Album Reviews

BSR-056 LIFE-THRILLS COVER
9 Score

The Rockometer: Life/Thrills by Lower Plenty

That bit about friends from other bands in town gathering around a kitchen table to write and record music describes Lower Plenty to a tee. The ten, largely acoustic numbers collected on Life/Thrills are spontaneous and endearingly unpolished: The percussion often sounds like washboards or bottles and cans; the guitars are loosely strummed and tuned to good enough; and, the lyrics are often conversational in nature, gathered from bits overheard about town or supplied as the answer to the simple question, "What did you do today?"
Read More

KingTuffBlackMoonSpellAlbumCover
5 Score

The Rockometer: Black Moon Spell by King Tuff

Would Batman still be Batman without Bruce Wayne? Would Superman be the same without Clark Kent? Sure, they'd still be super heroes, of course, they're super and heroic, but without their alter egos their characters would be far less compelling. For two albums, King Tuff's Kyle Thomas pulled off a similar stunt. By day he was a do-nothing layabout who surfed couches and snacked cheese doodles. In his dreams, and on stage, he was a different person. The minute he strapped on that guitar he would become King Tuff, the pin-up idol of teenage girls and the envy of every man who'd ever played to mostly empty, wholly disinterested barrooms.
Read More

EarthPrimitiveAndDeadly
7 Score

The Rockometer: Primitive and Deadly by Earth

Since Earth's resurrection in 2005, the Seattle doom and drone pioneers led by guitarist Dylan Carson have etched out a respected career out of one very long, and very deliberate note. Their brand of drone, or apocalyptic folk, established on 2005's Hex; Or Printing in the Infernal Method, and later perfected on 2008's The Bees Made Honey in the Lion's Skull and the two volume Angels of Darkness,
Read More

JMascis_TiedToAStar_LPJacket
8 Score

The Rockometer: Commune by Goat
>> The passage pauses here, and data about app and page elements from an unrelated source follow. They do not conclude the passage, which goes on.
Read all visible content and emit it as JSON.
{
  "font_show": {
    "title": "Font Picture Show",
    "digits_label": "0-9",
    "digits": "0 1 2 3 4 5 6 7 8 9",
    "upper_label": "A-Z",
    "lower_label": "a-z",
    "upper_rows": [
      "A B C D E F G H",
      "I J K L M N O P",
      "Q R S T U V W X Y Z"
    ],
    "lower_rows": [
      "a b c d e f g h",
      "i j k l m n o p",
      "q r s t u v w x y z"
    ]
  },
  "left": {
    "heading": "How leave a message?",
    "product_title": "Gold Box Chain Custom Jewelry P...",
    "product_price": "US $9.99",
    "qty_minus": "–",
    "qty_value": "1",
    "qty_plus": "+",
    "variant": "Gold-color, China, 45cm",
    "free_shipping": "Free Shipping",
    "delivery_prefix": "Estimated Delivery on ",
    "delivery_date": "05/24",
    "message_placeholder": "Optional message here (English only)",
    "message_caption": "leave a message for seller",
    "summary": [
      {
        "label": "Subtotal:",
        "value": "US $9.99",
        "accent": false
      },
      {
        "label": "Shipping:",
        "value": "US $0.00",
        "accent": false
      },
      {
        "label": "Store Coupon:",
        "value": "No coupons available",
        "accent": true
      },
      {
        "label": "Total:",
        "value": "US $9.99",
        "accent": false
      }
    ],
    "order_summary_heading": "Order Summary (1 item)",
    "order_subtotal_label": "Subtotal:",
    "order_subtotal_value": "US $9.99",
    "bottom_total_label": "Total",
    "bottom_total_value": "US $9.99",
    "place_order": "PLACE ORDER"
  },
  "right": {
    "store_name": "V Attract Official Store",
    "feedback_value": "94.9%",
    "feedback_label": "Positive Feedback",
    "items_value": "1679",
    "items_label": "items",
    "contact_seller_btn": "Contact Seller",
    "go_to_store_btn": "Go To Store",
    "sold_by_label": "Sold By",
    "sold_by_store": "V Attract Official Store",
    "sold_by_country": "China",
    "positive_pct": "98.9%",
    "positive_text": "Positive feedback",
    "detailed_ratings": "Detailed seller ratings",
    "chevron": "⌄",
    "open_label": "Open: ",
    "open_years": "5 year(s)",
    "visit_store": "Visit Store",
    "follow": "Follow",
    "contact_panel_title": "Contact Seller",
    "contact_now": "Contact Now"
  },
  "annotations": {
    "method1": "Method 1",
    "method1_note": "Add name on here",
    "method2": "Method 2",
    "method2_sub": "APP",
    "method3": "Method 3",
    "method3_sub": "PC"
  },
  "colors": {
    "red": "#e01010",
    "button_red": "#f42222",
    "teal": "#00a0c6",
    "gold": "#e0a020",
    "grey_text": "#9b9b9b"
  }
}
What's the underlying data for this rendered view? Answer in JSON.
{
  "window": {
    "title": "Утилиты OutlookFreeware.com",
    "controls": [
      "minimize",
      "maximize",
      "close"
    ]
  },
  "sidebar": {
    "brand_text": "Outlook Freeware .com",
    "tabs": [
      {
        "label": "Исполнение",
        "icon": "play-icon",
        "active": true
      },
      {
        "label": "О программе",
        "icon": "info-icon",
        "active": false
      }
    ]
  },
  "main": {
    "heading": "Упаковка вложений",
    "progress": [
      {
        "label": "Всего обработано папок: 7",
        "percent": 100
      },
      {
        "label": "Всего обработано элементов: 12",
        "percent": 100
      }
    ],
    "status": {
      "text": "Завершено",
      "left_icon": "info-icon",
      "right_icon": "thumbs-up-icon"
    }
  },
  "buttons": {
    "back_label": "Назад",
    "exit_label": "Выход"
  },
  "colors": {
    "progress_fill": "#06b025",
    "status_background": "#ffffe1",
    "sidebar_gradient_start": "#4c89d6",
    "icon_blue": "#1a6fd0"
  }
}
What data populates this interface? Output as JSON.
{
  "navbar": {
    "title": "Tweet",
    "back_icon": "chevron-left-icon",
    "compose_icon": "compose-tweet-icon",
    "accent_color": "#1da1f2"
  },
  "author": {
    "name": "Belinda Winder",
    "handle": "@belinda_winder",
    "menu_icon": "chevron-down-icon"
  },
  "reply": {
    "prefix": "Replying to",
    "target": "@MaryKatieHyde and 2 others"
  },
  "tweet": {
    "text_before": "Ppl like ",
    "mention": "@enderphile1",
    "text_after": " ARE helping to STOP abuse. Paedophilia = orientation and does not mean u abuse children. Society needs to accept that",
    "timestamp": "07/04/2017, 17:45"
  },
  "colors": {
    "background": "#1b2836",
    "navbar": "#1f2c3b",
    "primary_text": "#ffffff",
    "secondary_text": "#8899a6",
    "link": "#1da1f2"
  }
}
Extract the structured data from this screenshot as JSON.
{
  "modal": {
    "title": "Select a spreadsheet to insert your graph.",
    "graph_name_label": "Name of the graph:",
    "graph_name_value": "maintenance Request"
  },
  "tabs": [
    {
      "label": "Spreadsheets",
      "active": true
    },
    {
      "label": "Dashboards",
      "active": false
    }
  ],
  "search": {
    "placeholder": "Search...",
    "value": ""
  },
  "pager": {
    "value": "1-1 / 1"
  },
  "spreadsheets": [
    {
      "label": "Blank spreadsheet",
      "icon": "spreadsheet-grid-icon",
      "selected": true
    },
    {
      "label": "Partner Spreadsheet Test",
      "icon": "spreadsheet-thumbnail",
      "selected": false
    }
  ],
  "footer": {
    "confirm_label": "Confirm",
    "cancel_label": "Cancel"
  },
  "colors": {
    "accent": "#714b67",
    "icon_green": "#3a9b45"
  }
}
The good Goat is a menace. Modern head music tends to stick to one of three strains -- The Velvet Underground and Spacemen 3 style drones, Sabbath and Sleep slow-moving doom, or stuck in the '60s San Francisco revivalism. Sweden's Goat can't be characterized so easily. Shit, there are times during their Sub Pop debut record, Commune, that a PhD could come in handy...
Read More

RyanAdams1984
9 Score

The Rockometer: 1984 by Ryan Adams

Everyone has a Ryan Adams in their music collection, an artist they followed closely as their career began and whom they've slowly stopped following as the years went by and each new release became a game of is it ok to listen again? For me, my Ryan Adams is Ryan Adams, himself. I've trashed, traded-in, an deleted too many Ryan Adams releases to count since 2002's Demolition. So these days, when it comes to new Ryan Adams records, I let others do the listening.
Read More

jmascistiedtoastar
5 Score

The Rockometer: Tied to a Star by J Mascis

Look, I'm under no impression that acoustic J. Mascis on his latest solo outing, Tied to a Star, will deliver the same type of thrills as plugged in J. Mascis posing in front of a six-stack of Marshall amps, leveling a room with feedback and fury. I have much more realistic expectations. All I want is a moment or two of fine finger-picking and a couple tracks to reassure myself I indeed need J. Mascis unplugged in my life.
Read More

dfa1979ThePhysicalWorld
7 Score

The Rockometer: The Physical World by Death from Above 1979

Note to clown rocker, Gene Simmons, and everyone else who trots out the old line, "Rock is dead." Rock 'N' Roll is not dead. The '70s are dead. The era of arena rock is dead. But that old spirit of Rock 'N' Roll, the desire to aim for the last row and blow every last fucking mind in the building, is not dead. Witness, Death from Above 1979, and their long-awaited comeback album, The Physical World.
Read More

tysegallmanipulator
7 Score

The Rockometer: Manipulator by Ty Segall

With such an impressive discography assembled at such a short time, Ty Segall was the last rocker I would expect to make the rookie mistake of confusing studio budget and studio time with permission to go ahead and record a 17 track, almost 60 minute album.
Read More